I'm working on a project where we have an array of atoms which acts as a hash. Whenever a user connects to the server a certain value is hashed, and that hash is used as an index to lookup the element in the array, and return that element. "Outside forces" (which are handled by a long-running gen_server) are able to change this array, so I can't simply hardcode it. My problem is how to "host" this array.
My first implementation was a simple gen_server which kept a copy of the array around and sent it to whoever asked for it. The process asking for it could then traverse it and get the index they want. This implementation had and inordinate amount of memory being used, which I attributed to there being so many copies of this same array floating around.

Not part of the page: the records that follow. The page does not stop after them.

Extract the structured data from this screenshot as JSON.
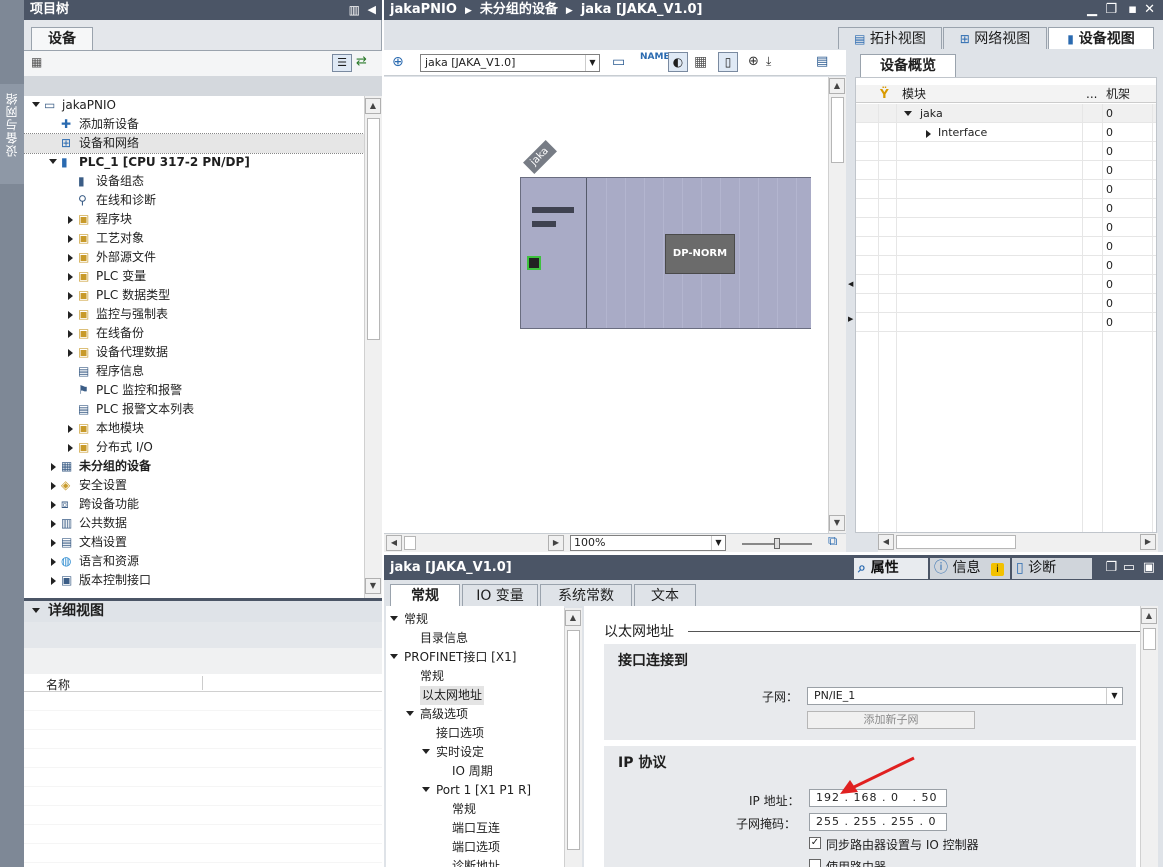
{
  "left_panel": {
    "title": "项目树",
    "side_tab": "设备与网络",
    "tab": "设备",
    "tree": [
      {
        "label": "jakaPNIO",
        "level": 0,
        "expand": "down",
        "icon": "project-icon"
      },
      {
        "label": "添加新设备",
        "level": 1,
        "expand": "",
        "icon": "add-device-icon"
      },
      {
        "label": "设备和网络",
        "level": 1,
        "expand": "",
        "icon": "network-icon",
        "selected": true
      },
      {
        "label": "PLC_1 [CPU 317-2 PN/DP]",
        "level": 1,
        "expand": "down",
        "icon": "plc-icon",
        "bold": true
      },
      {
        "label": "设备组态",
        "level": 2,
        "expand": "",
        "icon": "device-config-icon"
      },
      {
        "label": "在线和诊断",
        "level": 2,
        "expand": "",
        "icon": "diagnostics-icon"
      },
      {
        "label": "程序块",
        "level": 2,
        "expand": "right",
        "icon": "folder-icon"
      },
      {
        "label": "工艺对象",
        "level": 2,
        "expand": "right",
        "icon": "folder-icon"
      },
      {
        "label": "外部源文件",
        "level": 2,
        "expand": "right",
        "icon": "folder-icon"
      },
      {
        "label": "PLC 变量",
        "level": 2,
        "expand": "right",
        "icon": "folder-icon"
      },
      {
        "label": "PLC 数据类型",
        "level": 2,
        "expand": "right",
        "icon": "folder-icon"
      },
      {
        "label": "监控与强制表",
        "level": 2,
        "expand": "right",
        "icon": "folder-icon"
      },
      {
        "label": "在线备份",
        "level": 2,
        "expand": "right",
        "icon": "folder-icon"
      },
      {
        "label": "设备代理数据",
        "level": 2,
        "expand": "right",
        "icon": "folder-icon"
      },
      {
        "label": "程序信息",
        "level": 2,
        "expand": "",
        "icon": "program-info-icon"
      },
      {
        "label": "PLC 监控和报警",
        "level": 2,
        "expand": "",
        "icon": "alarm-icon"
      },
      {
        "label": "PLC 报警文本列表",
        "level": 2,
        "expand": "",
        "icon": "text-list-icon"
      },
      {
        "label": "本地模块",
        "level": 2,
        "expand": "right",
        "icon": "folder-icon"
      },
      {
        "label": "分布式 I/O",
        "level": 2,
        "expand": "right",
        "icon": "folder-icon"
      },
      {
        "label": "未分组的设备",
        "level": 1,
        "expand": "right",
        "icon": "ungrouped-icon",
        "bold": true
      },
      {
        "label": "安全设置",
        "level": 1,
        "expand": "right",
        "icon": "security-icon"
      },
      {
        "label": "跨设备功能",
        "level": 1,
        "expand": "right",
        "icon": "cross-device-icon"
      },
      {
        "label": "公共数据",
        "level": 1,
        "expand": "right",
        "icon": "common-data-icon"
      },
      {
        "label": "文档设置",
        "level": 1,
        "expand": "right",
        "icon": "doc-settings-icon"
      },
      {
        "label": "语言和资源",
        "level": 1,
        "expand": "right",
        "icon": "language-icon"
      },
      {
        "label": "版本控制接口",
        "level": 1,
        "expand": "right",
        "icon": "version-control-icon"
      }
    ],
    "detail_title": "详细视图",
    "detail_column": "名称"
  },
  "header": {
    "breadcrumb": [
      "jakaPNIO",
      "未分组的设备",
      "jaka [JAKA_V1.0]"
    ]
  },
  "view_tabs": [
    "拓扑视图",
    "网络视图",
    "设备视图"
  ],
  "device_view": {
    "device_select": "jaka [JAKA_V1.0]",
    "device_label": "jaka",
    "module_label": "DP-NORM",
    "zoom": "100%"
  },
  "overview": {
    "tab": "设备概览",
    "columns": [
      "模块",
      "...",
      "机架"
    ],
    "rows": [
      {
        "module": "jaka",
        "rack": "0",
        "expand": "down",
        "indent": 1
      },
      {
        "module": "Interface",
        "rack": "0",
        "expand": "right",
        "indent": 2
      },
      {
        "module": "",
        "rack": "0"
      },
      {
        "module": "",
        "rack": "0"
      },
      {
        "module": "",
        "rack": "0"
      },
      {
        "module": "",
        "rack": "0"
      },
      {
        "module": "",
        "rack": "0"
      },
      {
        "module": "",
        "rack": "0"
      },
      {
        "module": "",
        "rack": "0"
      },
      {
        "module": "",
        "rack": "0"
      },
      {
        "module": "",
        "rack": "0"
      },
      {
        "module": "",
        "rack": "0"
      }
    ]
  },
  "properties": {
    "title": "jaka [JAKA_V1.0]",
    "panel_tabs": [
      "属性",
      "信息",
      "诊断"
    ],
    "tabs": [
      "常规",
      "IO 变量",
      "系统常数",
      "文本"
    ],
    "nav": [
      {
        "label": "常规",
        "level": 0,
        "expand": "down"
      },
      {
        "label": "目录信息",
        "level": 1,
        "expand": ""
      },
      {
        "label": "PROFINET接口 [X1]",
        "level": 0,
        "expand": "down"
      },
      {
        "label": "常规",
        "level": 1,
        "expand": ""
      },
      {
        "label": "以太网地址",
        "level": 1,
        "expand": "",
        "selected": true
      },
      {
        "label": "高级选项",
        "level": 1,
        "expand": "down"
      },
      {
        "label": "接口选项",
        "level": 2,
        "expand": ""
      },
      {
        "label": "实时设定",
        "level": 2,
        "expand": "down"
      },
      {
        "label": "IO 周期",
        "level": 3,
        "expand": ""
      },
      {
        "label": "Port 1 [X1 P1 R]",
        "level": 2,
        "expand": "down"
      },
      {
        "label": "常规",
        "level": 3,
        "expand": ""
      },
      {
        "label": "端口互连",
        "level": 3,
        "expand": ""
      },
      {
        "label": "端口选项",
        "level": 3,
        "expand": ""
      },
      {
        "label": "诊断地址",
        "level": 3,
        "expand": ""
      }
    ],
    "section_title": "以太网地址",
    "interface_heading": "接口连接到",
    "subnet_label": "子网：",
    "subnet_value": "PN/IE_1",
    "add_subnet_button": "添加新子网",
    "ip_heading": "IP 协议",
    "ip_label": "IP 地址：",
    "ip_value": [
      "192",
      "168",
      "0",
      "50"
    ],
    "mask_label": "子网掩码：",
    "mask_value": [
      "255",
      "255",
      "255",
      "0"
    ],
    "sync_router_label": "同步路由器设置与 IO 控制器",
    "use_router_label": "使用路由器"
  },
  "colors": {
    "title_bar": "#4b5566",
    "panel_bg": "#dfe3e8",
    "selection": "#cfe0f3",
    "device_body": "#a9abc6",
    "module_box": "#6b6b6b",
    "arrow": "#e02020"
  }
}
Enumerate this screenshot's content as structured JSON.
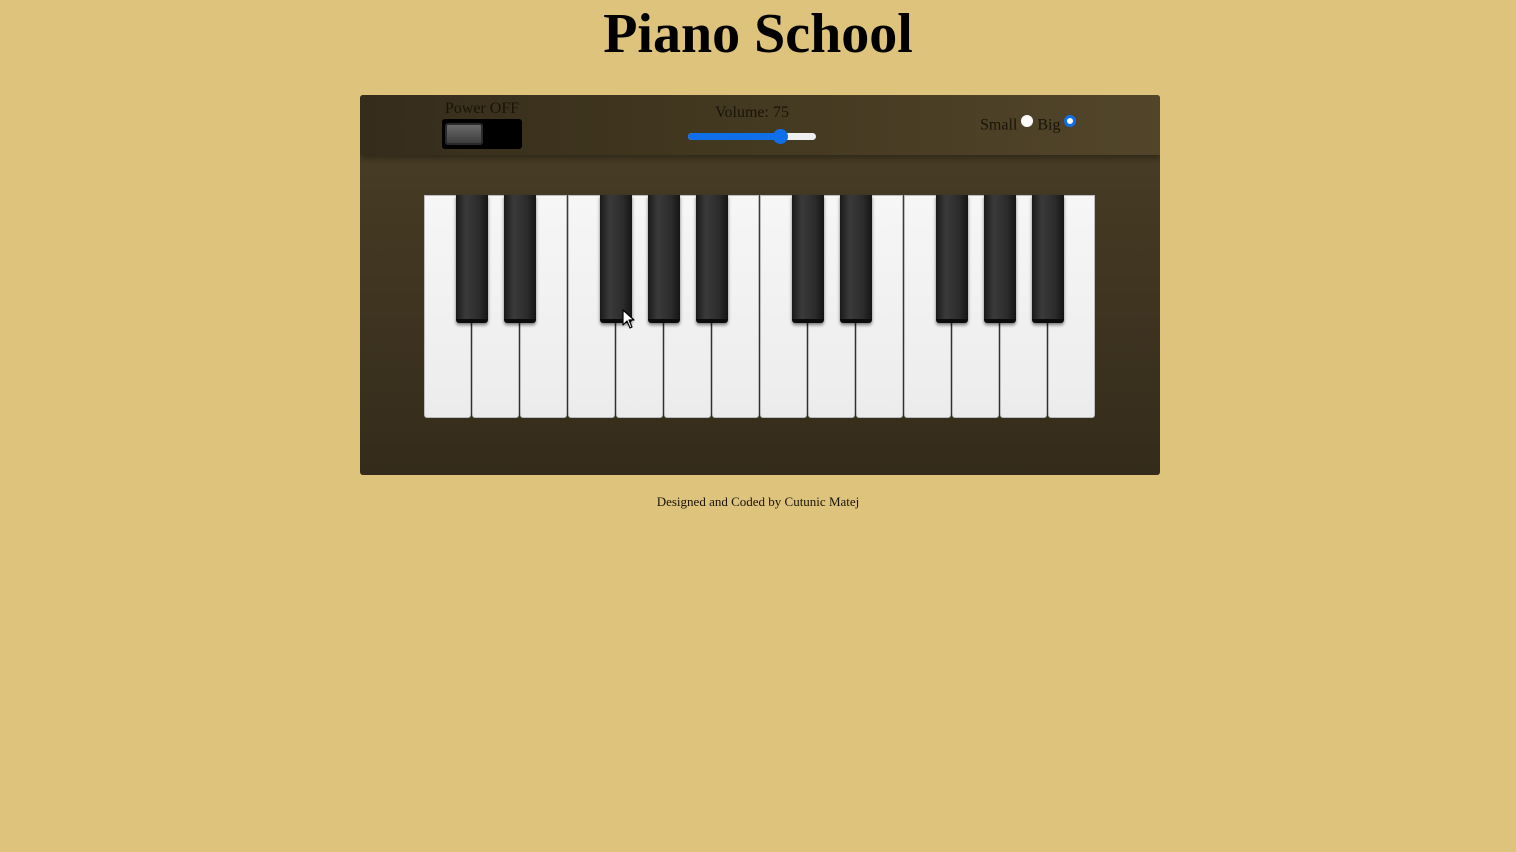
{
  "page": {
    "title": "Piano School",
    "footer": "Designed and Coded by Cutunic Matej"
  },
  "controls": {
    "power": {
      "label": "Power OFF",
      "state": "off"
    },
    "volume": {
      "label_prefix": "Volume: ",
      "value": "75",
      "min": 0,
      "max": 100
    },
    "size": {
      "options": [
        {
          "label": "Small",
          "checked": false
        },
        {
          "label": "Big",
          "checked": true
        }
      ]
    }
  },
  "keyboard": {
    "white_keys": 14,
    "black_key_after_white": [
      0,
      1,
      3,
      4,
      5,
      7,
      8,
      10,
      11,
      12
    ]
  },
  "colors": {
    "page_background": "#ddc37b",
    "piano_body": "#3e3420",
    "accent": "#0f6fe8"
  }
}
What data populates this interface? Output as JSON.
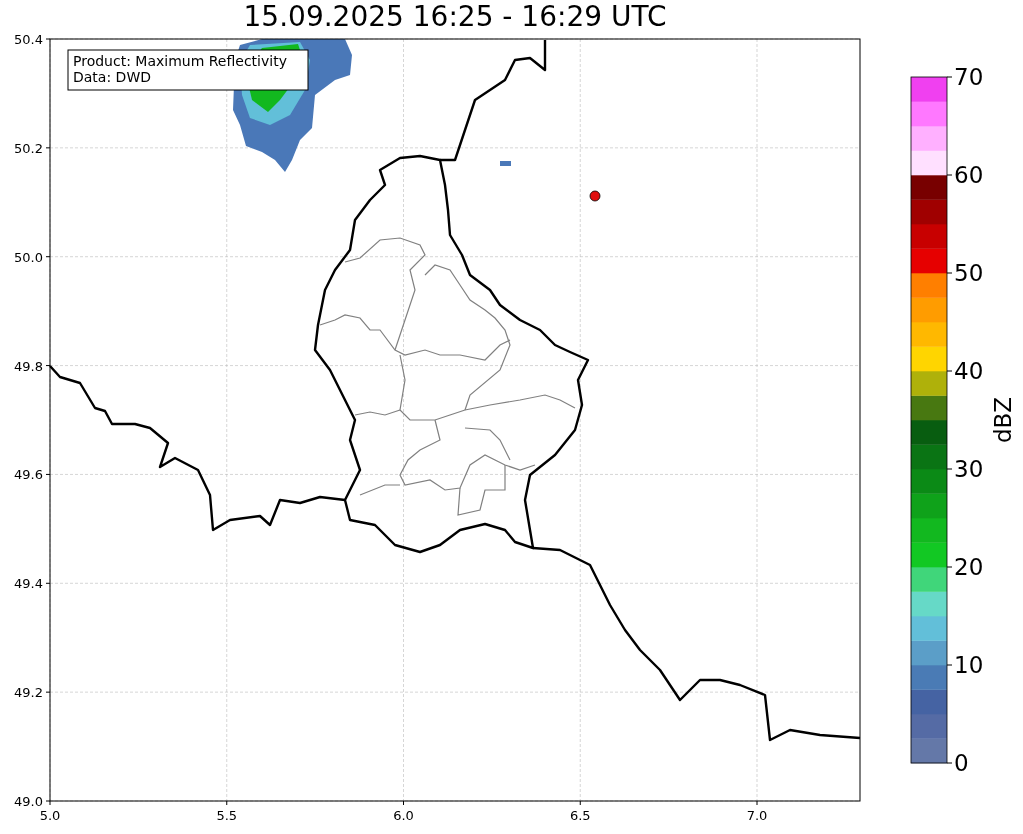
{
  "title": "15.09.2025 16:25 - 16:29 UTC",
  "info_box": {
    "lines": [
      "Product: Maximum Reflectivity",
      "Data: DWD"
    ]
  },
  "x_axis": {
    "ticks": [
      "5.0",
      "5.5",
      "6.0",
      "6.5",
      "7.0"
    ]
  },
  "y_axis": {
    "ticks": [
      "50.4",
      "50.2",
      "50.0",
      "49.8",
      "49.6",
      "49.4",
      "49.2",
      "49.0"
    ]
  },
  "colorbar": {
    "label": "dBZ",
    "ticks": [
      "70",
      "60",
      "50",
      "40",
      "30",
      "20",
      "10",
      "0"
    ],
    "segments": [
      {
        "color": "#6478a8"
      },
      {
        "color": "#556ba5"
      },
      {
        "color": "#4563a3"
      },
      {
        "color": "#4a7bb5"
      },
      {
        "color": "#5b9ec8"
      },
      {
        "color": "#62bfd9"
      },
      {
        "color": "#66d9c7"
      },
      {
        "color": "#40d67a"
      },
      {
        "color": "#12c823"
      },
      {
        "color": "#12b81f"
      },
      {
        "color": "#0fa21a"
      },
      {
        "color": "#0b8a16"
      },
      {
        "color": "#0a7414"
      },
      {
        "color": "#085d10"
      },
      {
        "color": "#487811"
      },
      {
        "color": "#afb10a"
      },
      {
        "color": "#ffd500"
      },
      {
        "color": "#ffb800"
      },
      {
        "color": "#ff9c00"
      },
      {
        "color": "#ff7f00"
      },
      {
        "color": "#e60000"
      },
      {
        "color": "#c80000"
      },
      {
        "color": "#a00000"
      },
      {
        "color": "#780000"
      },
      {
        "color": "#ffe0ff"
      },
      {
        "color": "#ffb0ff"
      },
      {
        "color": "#ff78ff"
      },
      {
        "color": "#f040f0"
      }
    ]
  }
}
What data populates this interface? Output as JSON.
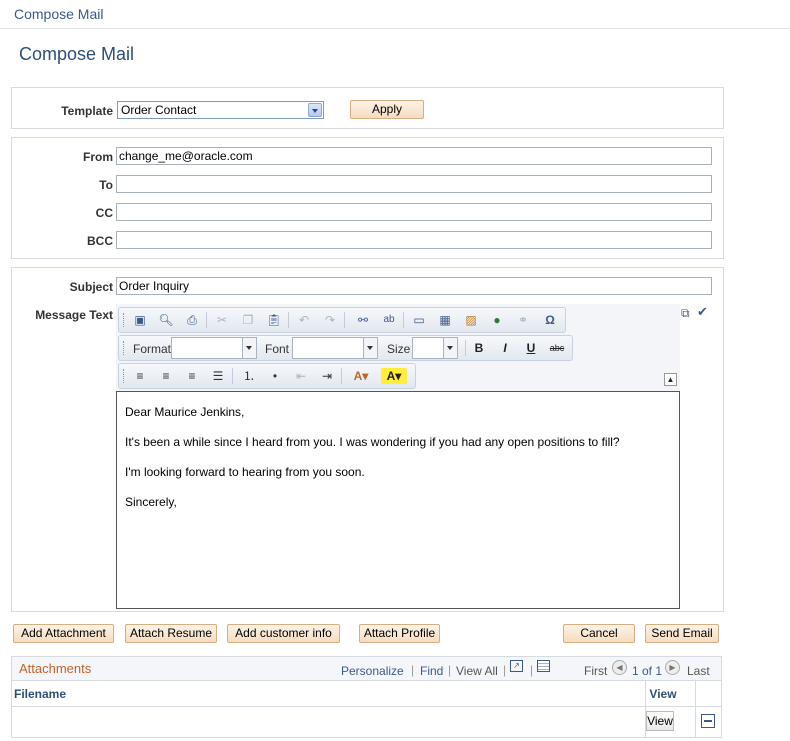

My current implementation has a central gen_server which handles the state of this array, and children which handle the actual requests. When the state changes the central gen_server updates the children. When a process wants to find it's hash result it sends its index number to the central gen_server, which forwards the request to one of the children. The child traverses its "local" list, and sends the resulting atom back to the original process.
The problem with the current implementation is that it gets bogged down at high traffic. I've tried using more and more children, but I'm pretty sure the central gen_server is the bottleneck.
Does anyone have any ideas on a better solution to my problem?